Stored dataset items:
==*==
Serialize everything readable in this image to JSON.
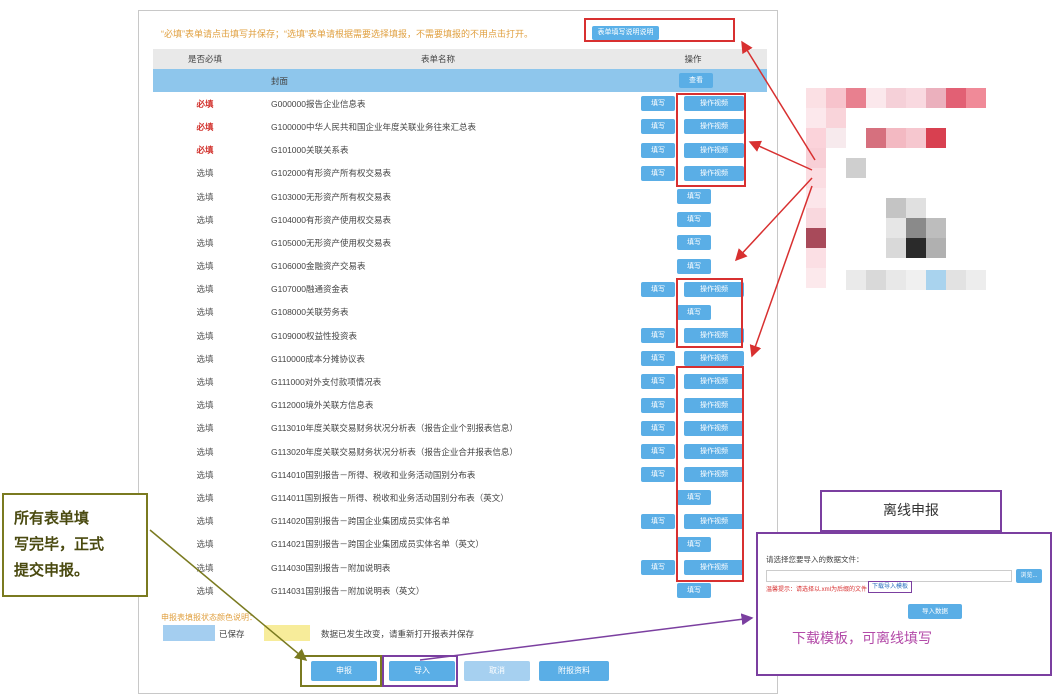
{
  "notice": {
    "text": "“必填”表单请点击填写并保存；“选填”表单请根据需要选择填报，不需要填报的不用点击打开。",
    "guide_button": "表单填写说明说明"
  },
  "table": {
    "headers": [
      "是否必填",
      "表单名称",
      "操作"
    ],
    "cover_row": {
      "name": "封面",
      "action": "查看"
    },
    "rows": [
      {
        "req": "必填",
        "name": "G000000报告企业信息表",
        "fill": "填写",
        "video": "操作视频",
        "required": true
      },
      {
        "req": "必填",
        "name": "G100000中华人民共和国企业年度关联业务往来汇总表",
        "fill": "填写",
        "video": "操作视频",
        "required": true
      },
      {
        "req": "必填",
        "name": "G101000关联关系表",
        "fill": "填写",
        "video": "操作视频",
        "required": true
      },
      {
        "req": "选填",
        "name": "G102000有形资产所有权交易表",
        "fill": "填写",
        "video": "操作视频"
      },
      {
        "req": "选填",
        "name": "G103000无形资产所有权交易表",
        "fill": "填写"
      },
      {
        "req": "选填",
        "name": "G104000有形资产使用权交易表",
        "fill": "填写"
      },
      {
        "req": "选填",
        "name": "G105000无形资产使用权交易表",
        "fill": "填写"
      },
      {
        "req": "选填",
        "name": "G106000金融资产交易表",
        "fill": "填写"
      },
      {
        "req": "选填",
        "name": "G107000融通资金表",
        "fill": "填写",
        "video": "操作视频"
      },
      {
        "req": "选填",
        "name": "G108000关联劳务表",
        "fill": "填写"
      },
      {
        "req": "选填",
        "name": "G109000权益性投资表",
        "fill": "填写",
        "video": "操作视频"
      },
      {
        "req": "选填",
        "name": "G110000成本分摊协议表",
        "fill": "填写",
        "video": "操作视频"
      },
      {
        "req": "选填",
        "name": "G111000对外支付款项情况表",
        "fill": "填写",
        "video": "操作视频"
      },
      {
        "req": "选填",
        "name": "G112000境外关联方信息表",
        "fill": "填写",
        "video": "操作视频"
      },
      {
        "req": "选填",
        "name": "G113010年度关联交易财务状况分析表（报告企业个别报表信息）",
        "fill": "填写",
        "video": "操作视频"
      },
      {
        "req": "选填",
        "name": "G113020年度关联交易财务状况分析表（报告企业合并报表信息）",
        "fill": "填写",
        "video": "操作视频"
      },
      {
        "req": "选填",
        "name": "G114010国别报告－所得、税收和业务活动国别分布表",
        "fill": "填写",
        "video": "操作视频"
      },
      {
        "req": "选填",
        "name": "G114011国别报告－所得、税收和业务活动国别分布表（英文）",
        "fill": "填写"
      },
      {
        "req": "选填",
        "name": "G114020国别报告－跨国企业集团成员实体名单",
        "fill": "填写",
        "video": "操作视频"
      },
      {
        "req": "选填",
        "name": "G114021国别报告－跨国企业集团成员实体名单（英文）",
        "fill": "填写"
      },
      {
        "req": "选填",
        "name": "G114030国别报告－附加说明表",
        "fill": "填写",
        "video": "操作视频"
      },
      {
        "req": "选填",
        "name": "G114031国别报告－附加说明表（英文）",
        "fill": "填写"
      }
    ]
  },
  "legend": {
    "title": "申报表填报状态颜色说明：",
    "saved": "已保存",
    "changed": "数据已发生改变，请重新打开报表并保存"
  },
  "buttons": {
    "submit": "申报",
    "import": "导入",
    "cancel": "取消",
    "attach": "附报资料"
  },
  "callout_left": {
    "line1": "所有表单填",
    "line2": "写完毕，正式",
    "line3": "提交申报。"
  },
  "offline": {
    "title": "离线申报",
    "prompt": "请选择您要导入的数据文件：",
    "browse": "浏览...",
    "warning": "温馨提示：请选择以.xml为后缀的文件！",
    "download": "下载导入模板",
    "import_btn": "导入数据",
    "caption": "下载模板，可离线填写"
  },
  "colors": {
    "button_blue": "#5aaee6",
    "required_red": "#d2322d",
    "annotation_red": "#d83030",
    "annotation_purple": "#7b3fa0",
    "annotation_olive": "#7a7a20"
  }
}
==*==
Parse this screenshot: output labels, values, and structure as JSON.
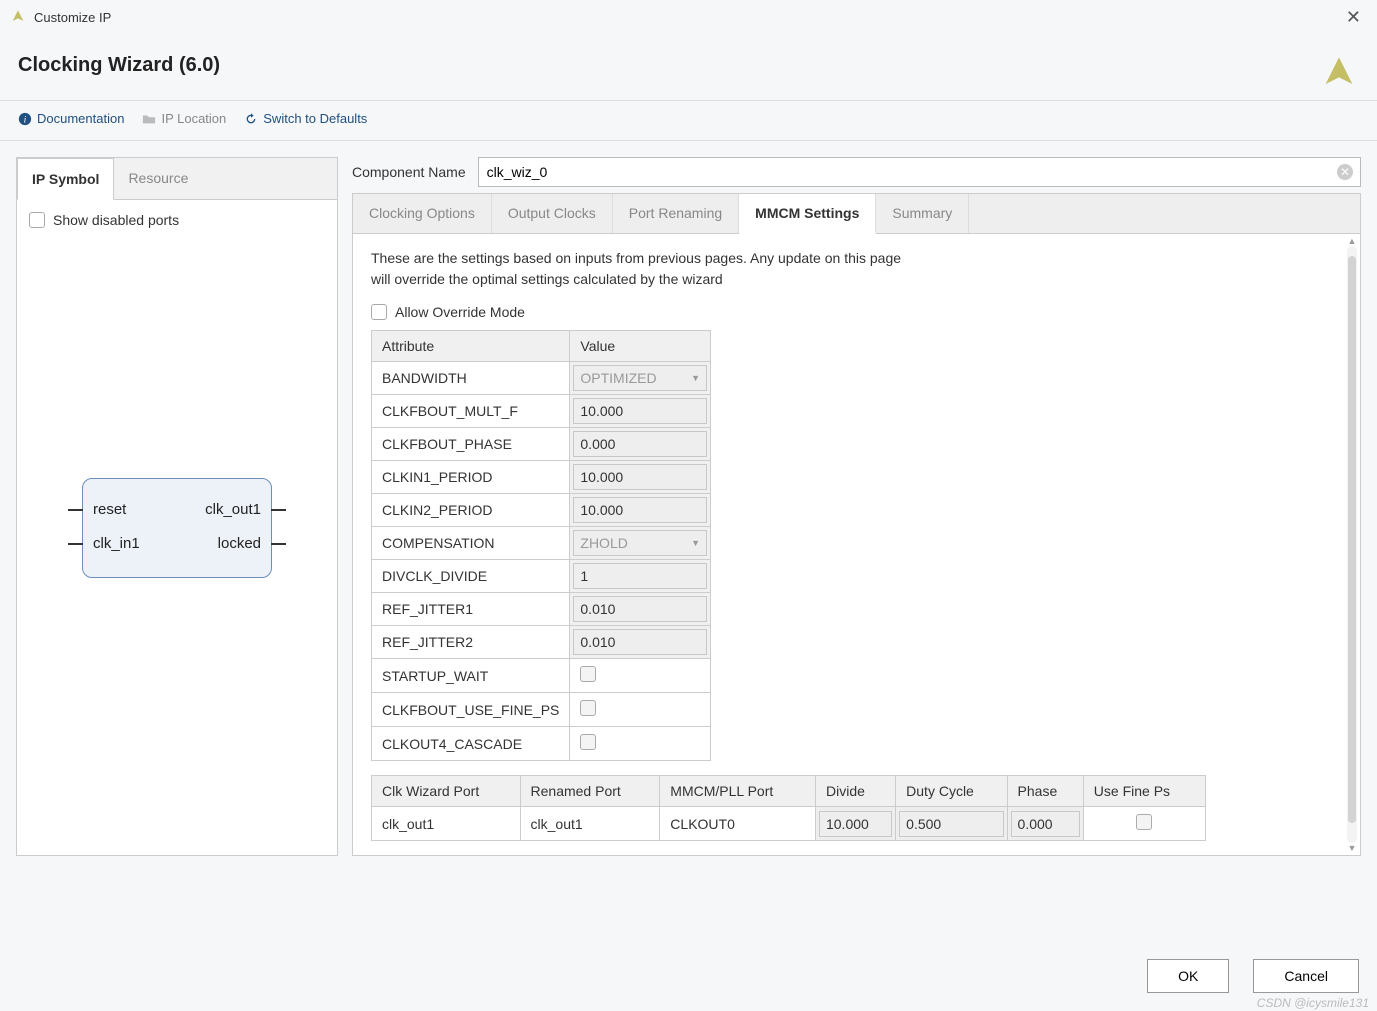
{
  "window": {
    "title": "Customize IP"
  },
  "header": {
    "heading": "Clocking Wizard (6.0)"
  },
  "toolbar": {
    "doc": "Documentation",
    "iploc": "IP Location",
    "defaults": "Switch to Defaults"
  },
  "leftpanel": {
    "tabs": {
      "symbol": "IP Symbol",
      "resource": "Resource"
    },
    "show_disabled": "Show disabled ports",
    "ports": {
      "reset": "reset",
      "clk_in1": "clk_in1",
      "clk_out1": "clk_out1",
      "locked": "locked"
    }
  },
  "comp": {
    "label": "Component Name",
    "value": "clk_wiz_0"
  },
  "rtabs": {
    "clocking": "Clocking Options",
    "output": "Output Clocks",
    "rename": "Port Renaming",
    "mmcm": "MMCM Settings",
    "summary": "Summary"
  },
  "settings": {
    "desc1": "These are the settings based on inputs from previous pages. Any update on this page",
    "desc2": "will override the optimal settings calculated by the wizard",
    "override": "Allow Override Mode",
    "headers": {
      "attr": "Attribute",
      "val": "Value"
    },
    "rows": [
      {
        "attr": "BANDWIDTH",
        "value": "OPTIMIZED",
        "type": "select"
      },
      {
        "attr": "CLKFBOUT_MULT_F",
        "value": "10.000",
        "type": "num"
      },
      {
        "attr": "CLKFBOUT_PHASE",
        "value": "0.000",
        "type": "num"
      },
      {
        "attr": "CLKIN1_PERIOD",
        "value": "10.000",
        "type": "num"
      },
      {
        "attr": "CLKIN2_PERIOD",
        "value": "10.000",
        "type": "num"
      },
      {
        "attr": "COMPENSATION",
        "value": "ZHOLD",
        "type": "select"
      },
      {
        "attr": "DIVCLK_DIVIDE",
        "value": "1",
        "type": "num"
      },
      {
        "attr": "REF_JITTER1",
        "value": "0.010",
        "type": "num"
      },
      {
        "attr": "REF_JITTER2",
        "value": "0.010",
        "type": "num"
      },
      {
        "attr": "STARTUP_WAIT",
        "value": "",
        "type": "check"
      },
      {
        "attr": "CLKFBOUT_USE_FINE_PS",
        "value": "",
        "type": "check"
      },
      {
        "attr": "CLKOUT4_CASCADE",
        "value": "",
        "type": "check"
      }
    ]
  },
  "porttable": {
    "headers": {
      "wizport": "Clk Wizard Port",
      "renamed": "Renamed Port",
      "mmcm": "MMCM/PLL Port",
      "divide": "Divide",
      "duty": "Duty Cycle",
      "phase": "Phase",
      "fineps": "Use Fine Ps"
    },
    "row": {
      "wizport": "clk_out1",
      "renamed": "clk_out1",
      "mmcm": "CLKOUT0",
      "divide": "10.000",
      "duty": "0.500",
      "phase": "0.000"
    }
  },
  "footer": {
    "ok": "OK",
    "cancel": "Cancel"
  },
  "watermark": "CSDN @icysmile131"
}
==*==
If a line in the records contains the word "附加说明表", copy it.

        "name": "G114030国别报告－附加说明表",
        "name": "G114031国别报告－附加说明表（英文）",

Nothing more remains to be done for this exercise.